» WHAT IS BEING ASKED: Tally the lines in the listing below that include "ipconfig". Answer with the count and nothing more.

» STUDY MATERIAL:
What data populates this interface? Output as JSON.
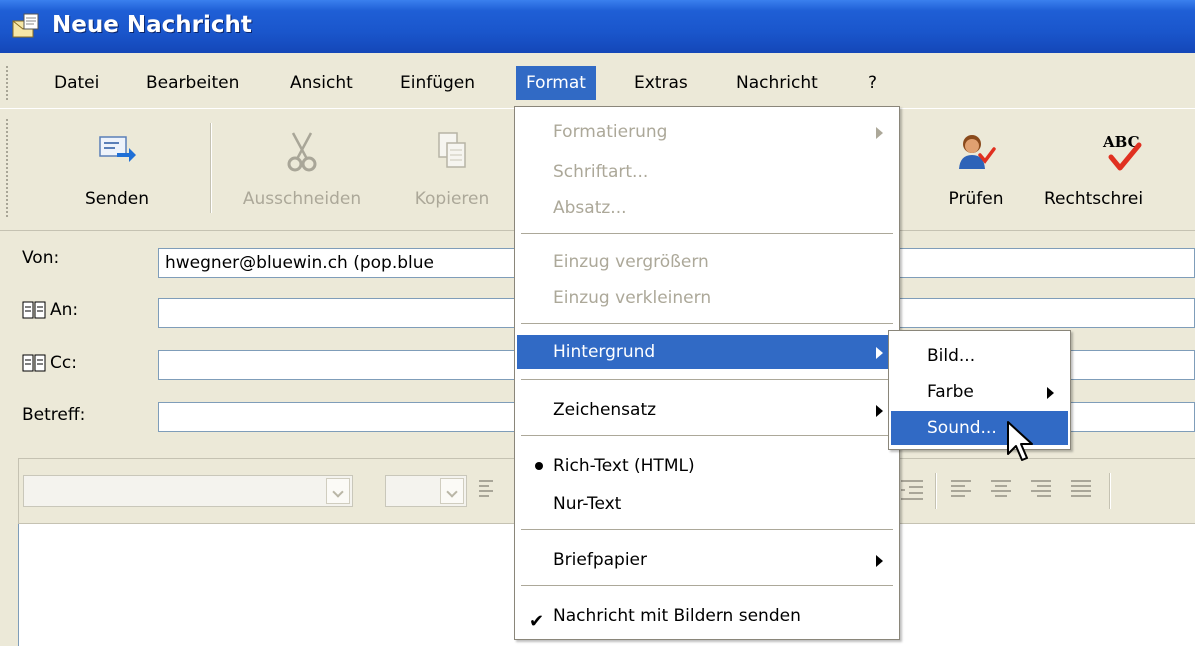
{
  "window": {
    "title": "Neue Nachricht"
  },
  "menubar": {
    "items": [
      "Datei",
      "Bearbeiten",
      "Ansicht",
      "Einfügen",
      "Format",
      "Extras",
      "Nachricht",
      "?"
    ]
  },
  "toolbar": {
    "send": "Senden",
    "cut": "Ausschneiden",
    "copy": "Kopieren",
    "check": "Prüfen",
    "spelling": "Rechtschrei"
  },
  "header": {
    "from_label": "Von:",
    "from_value": "hwegner@bluewin.ch    (pop.blue",
    "to_label": "An:",
    "cc_label": "Cc:",
    "subject_label": "Betreff:"
  },
  "format_menu": {
    "formatting": "Formatierung",
    "font": "Schriftart...",
    "paragraph": "Absatz...",
    "indent_increase": "Einzug vergrößern",
    "indent_decrease": "Einzug verkleinern",
    "background": "Hintergrund",
    "charset": "Zeichensatz",
    "rich_text": "Rich-Text (HTML)",
    "plain_text": "Nur-Text",
    "stationery": "Briefpapier",
    "send_pictures": "Nachricht mit Bildern senden"
  },
  "background_submenu": {
    "picture": "Bild...",
    "color": "Farbe",
    "sound": "Sound..."
  },
  "colors": {
    "titlebar": "#1f5fd6",
    "highlight": "#316ac5",
    "face": "#ece9d8",
    "disabled": "#aca899"
  }
}
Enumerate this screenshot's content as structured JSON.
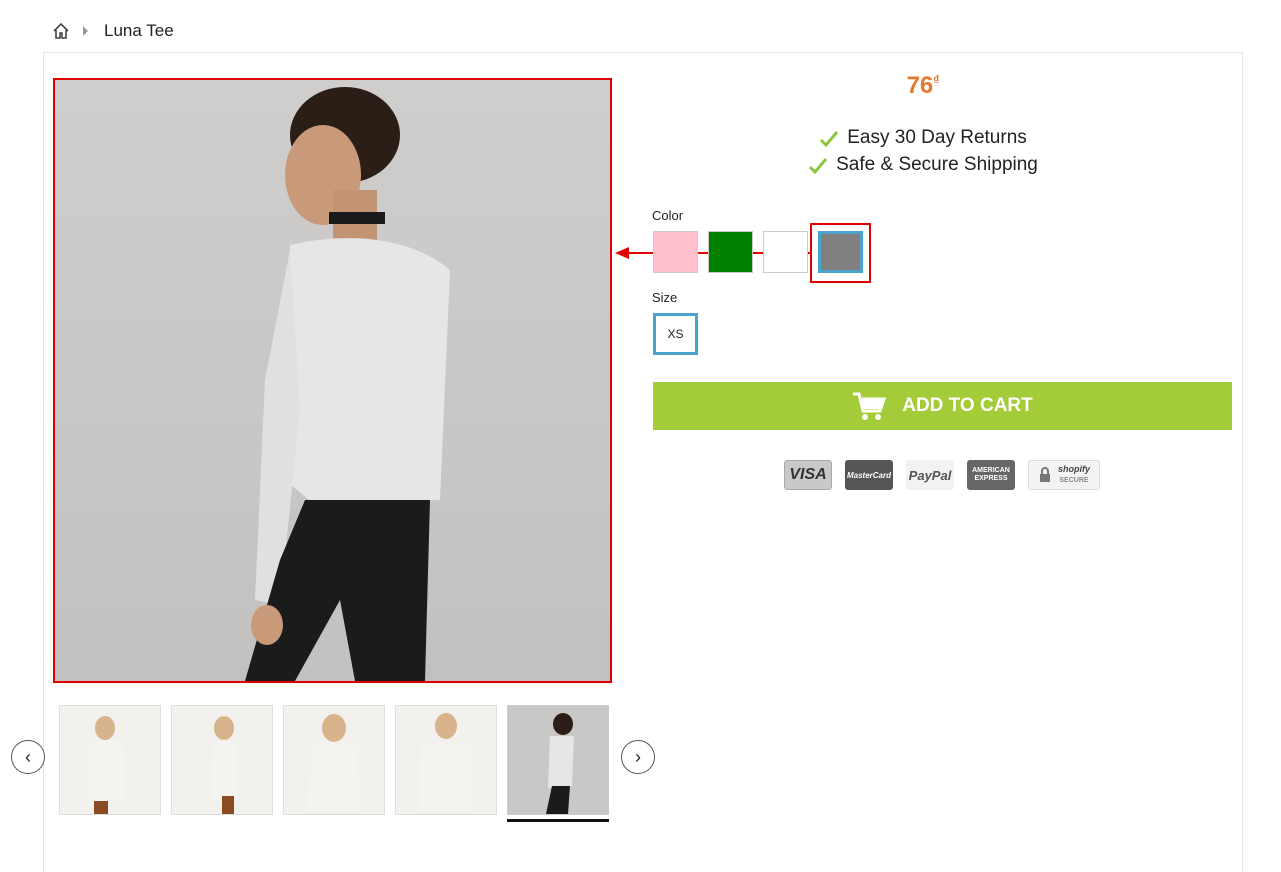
{
  "breadcrumb": {
    "home_icon": "home-icon",
    "current": "Luna Tee"
  },
  "product": {
    "price": "76",
    "currency": "₫",
    "price_color": "#e8772e",
    "perks": [
      "Easy 30 Day Returns",
      "Safe & Secure Shipping"
    ]
  },
  "options": {
    "color_label": "Color",
    "colors": [
      {
        "name": "pink",
        "hex": "#ffc0cb"
      },
      {
        "name": "green",
        "hex": "#008000"
      },
      {
        "name": "white",
        "hex": "#ffffff"
      },
      {
        "name": "gray",
        "hex": "#808080",
        "selected": true
      }
    ],
    "size_label": "Size",
    "sizes": [
      "XS"
    ]
  },
  "cart": {
    "label": "ADD TO CART",
    "color": "#a4cc38"
  },
  "payments": {
    "visa": "VISA",
    "mastercard": "MasterCard",
    "paypal": "PayPal",
    "amex_line1": "AMERICAN",
    "amex_line2": "EXPRESS",
    "shopify_line1": "shopify",
    "shopify_line2": "SECURE"
  },
  "gallery": {
    "thumb_count": 5,
    "active_index": 4
  },
  "annotation_color": "#e00000"
}
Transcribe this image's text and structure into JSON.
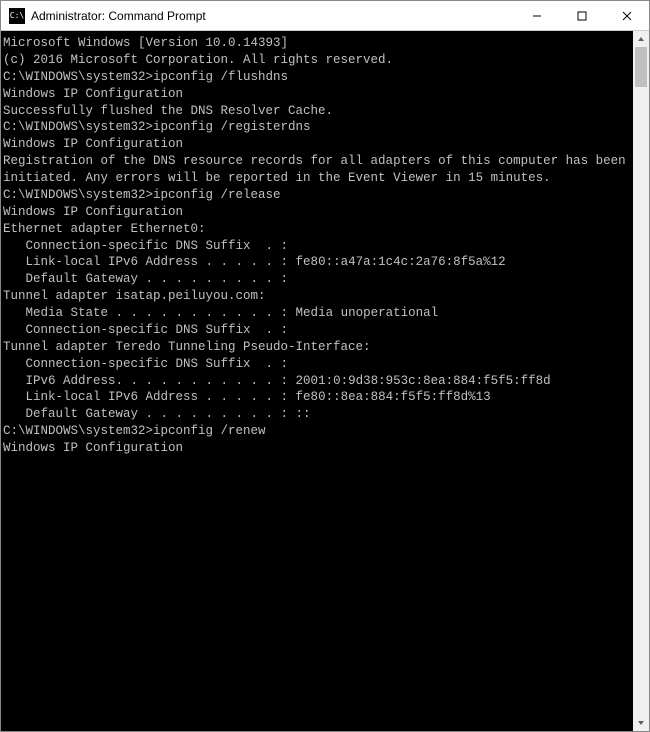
{
  "window": {
    "title": "Administrator: Command Prompt",
    "icon_label": "C:\\"
  },
  "terminal": {
    "lines": [
      "Microsoft Windows [Version 10.0.14393]",
      "(c) 2016 Microsoft Corporation. All rights reserved.",
      "",
      "C:\\WINDOWS\\system32>ipconfig /flushdns",
      "",
      "Windows IP Configuration",
      "",
      "Successfully flushed the DNS Resolver Cache.",
      "",
      "C:\\WINDOWS\\system32>ipconfig /registerdns",
      "",
      "Windows IP Configuration",
      "",
      "Registration of the DNS resource records for all adapters of this computer has been initiated. Any errors will be reported in the Event Viewer in 15 minutes.",
      "",
      "C:\\WINDOWS\\system32>ipconfig /release",
      "",
      "Windows IP Configuration",
      "",
      "",
      "Ethernet adapter Ethernet0:",
      "",
      "   Connection-specific DNS Suffix  . :",
      "   Link-local IPv6 Address . . . . . : fe80::a47a:1c4c:2a76:8f5a%12",
      "   Default Gateway . . . . . . . . . :",
      "",
      "Tunnel adapter isatap.peiluyou.com:",
      "",
      "   Media State . . . . . . . . . . . : Media unoperational",
      "   Connection-specific DNS Suffix  . :",
      "",
      "Tunnel adapter Teredo Tunneling Pseudo-Interface:",
      "",
      "   Connection-specific DNS Suffix  . :",
      "   IPv6 Address. . . . . . . . . . . : 2001:0:9d38:953c:8ea:884:f5f5:ff8d",
      "   Link-local IPv6 Address . . . . . : fe80::8ea:884:f5f5:ff8d%13",
      "   Default Gateway . . . . . . . . . : ::",
      "",
      "C:\\WINDOWS\\system32>ipconfig /renew",
      "",
      "Windows IP Configuration"
    ]
  }
}
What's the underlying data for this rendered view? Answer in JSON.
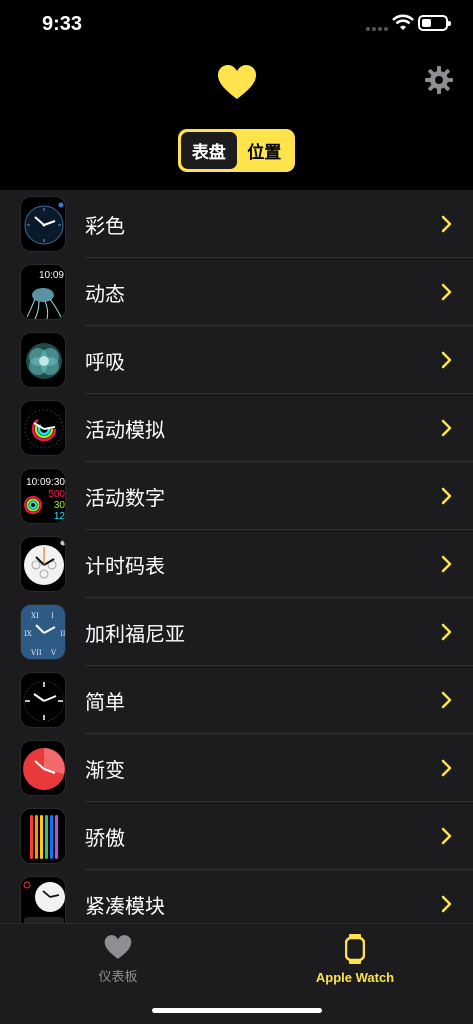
{
  "status": {
    "time": "9:33"
  },
  "header": {
    "segments": [
      {
        "label": "表盘",
        "active": true
      },
      {
        "label": "位置",
        "active": false
      }
    ]
  },
  "faces": [
    {
      "label": "彩色",
      "icon": "color-face-icon"
    },
    {
      "label": "动态",
      "icon": "motion-face-icon",
      "time": "10:09"
    },
    {
      "label": "呼吸",
      "icon": "breathe-face-icon"
    },
    {
      "label": "活动模拟",
      "icon": "activity-analog-face-icon"
    },
    {
      "label": "活动数字",
      "icon": "activity-digital-face-icon",
      "time": "10:09:30",
      "move": "500",
      "exercise": "30",
      "stand": "12"
    },
    {
      "label": "计时码表",
      "icon": "chronograph-face-icon"
    },
    {
      "label": "加利福尼亚",
      "icon": "california-face-icon"
    },
    {
      "label": "简单",
      "icon": "simple-face-icon"
    },
    {
      "label": "渐变",
      "icon": "gradient-face-icon"
    },
    {
      "label": "骄傲",
      "icon": "pride-face-icon"
    },
    {
      "label": "紧凑模块",
      "icon": "modular-compact-face-icon"
    }
  ],
  "tabbar": {
    "dashboard_label": "仪表板",
    "watch_label": "Apple Watch"
  },
  "colors": {
    "accent": "#ffe34d",
    "background": "#000000",
    "list_bg": "#1c1c1e"
  }
}
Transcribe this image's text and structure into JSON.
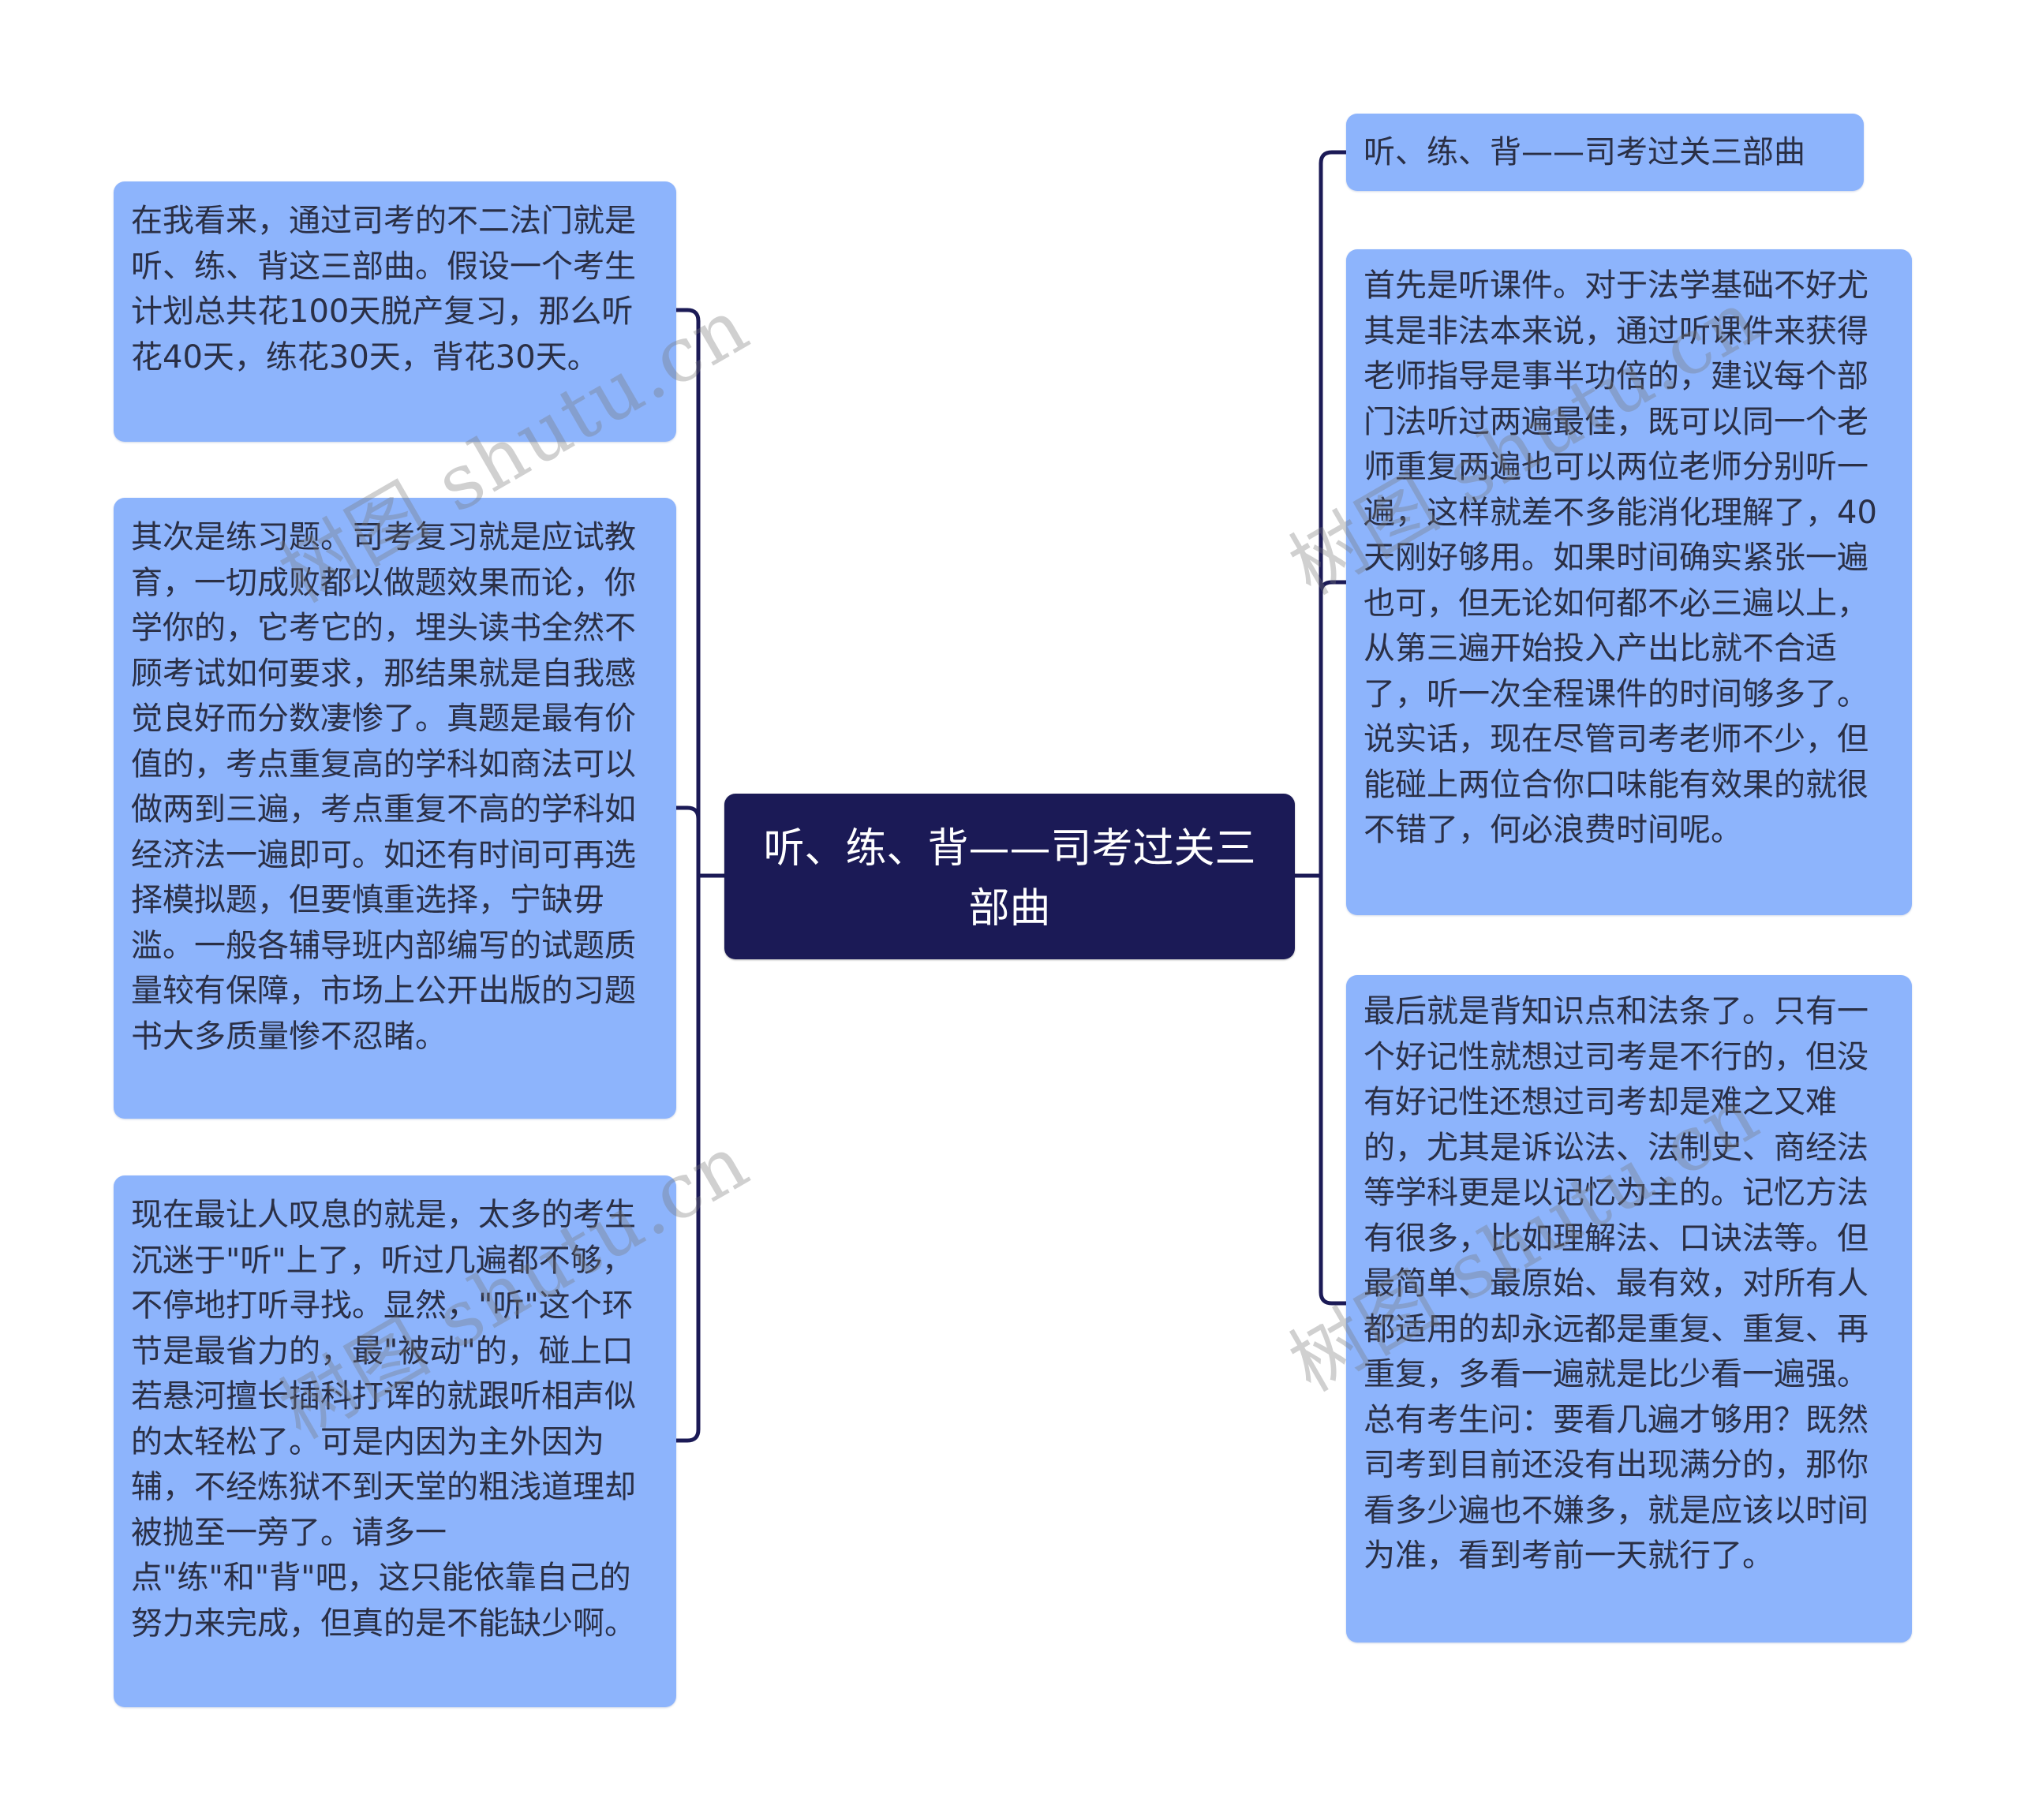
{
  "mindmap": {
    "root": {
      "text": "听、练、背——司考过关三部曲"
    },
    "left_nodes": [
      {
        "text": "在我看来，通过司考的不二法门就是听、练、背这三部曲。假设一个考生计划总共花100天脱产复习，那么听花40天，练花30天，背花30天。"
      },
      {
        "text": "其次是练习题。司考复习就是应试教育，一切成败都以做题效果而论，你学你的，它考它的，埋头读书全然不顾考试如何要求，那结果就是自我感觉良好而分数凄惨了。真题是最有价值的，考点重复高的学科如商法可以做两到三遍，考点重复不高的学科如经济法一遍即可。如还有时间可再选择模拟题，但要慎重选择，宁缺毋滥。一般各辅导班内部编写的试题质量较有保障，市场上公开出版的习题书大多质量惨不忍睹。"
      },
      {
        "text": "现在最让人叹息的就是，太多的考生沉迷于\"听\"上了，听过几遍都不够，不停地打听寻找。显然，\"听\"这个环节是最省力的，最\"被动\"的，碰上口若悬河擅长插科打诨的就跟听相声似的太轻松了。可是内因为主外因为辅，不经炼狱不到天堂的粗浅道理却被抛至一旁了。请多一点\"练\"和\"背\"吧，这只能依靠自己的努力来完成，但真的是不能缺少啊。"
      }
    ],
    "right_nodes": [
      {
        "text": "听、练、背——司考过关三部曲"
      },
      {
        "text": "首先是听课件。对于法学基础不好尤其是非法本来说，通过听课件来获得老师指导是事半功倍的，建议每个部门法听过两遍最佳，既可以同一个老师重复两遍也可以两位老师分别听一遍，这样就差不多能消化理解了，40天刚好够用。如果时间确实紧张一遍也可，但无论如何都不必三遍以上，从第三遍开始投入产出比就不合适了，听一次全程课件的时间够多了。说实话，现在尽管司考老师不少，但能碰上两位合你口味能有效果的就很不错了，何必浪费时间呢。"
      },
      {
        "text": "最后就是背知识点和法条了。只有一个好记性就想过司考是不行的，但没有好记性还想过司考却是难之又难的，尤其是诉讼法、法制史、商经法等学科更是以记忆为主的。记忆方法有很多，比如理解法、口诀法等。但最简单、最原始、最有效，对所有人都适用的却永远都是重复、重复、再重复，多看一遍就是比少看一遍强。总有考生问：要看几遍才够用？既然司考到目前还没有出现满分的，那你看多少遍也不嫌多，就是应该以时间为准，看到考前一天就行了。"
      }
    ]
  },
  "watermark": {
    "text": "树图 shutu.cn"
  },
  "colors": {
    "root_bg": "#1b1a56",
    "node_bg": "#8db4fc",
    "line": "#1b1a56",
    "node_text": "#2a2f45",
    "root_text": "#ffffff"
  }
}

» RESULT FOR THIS TASK: 4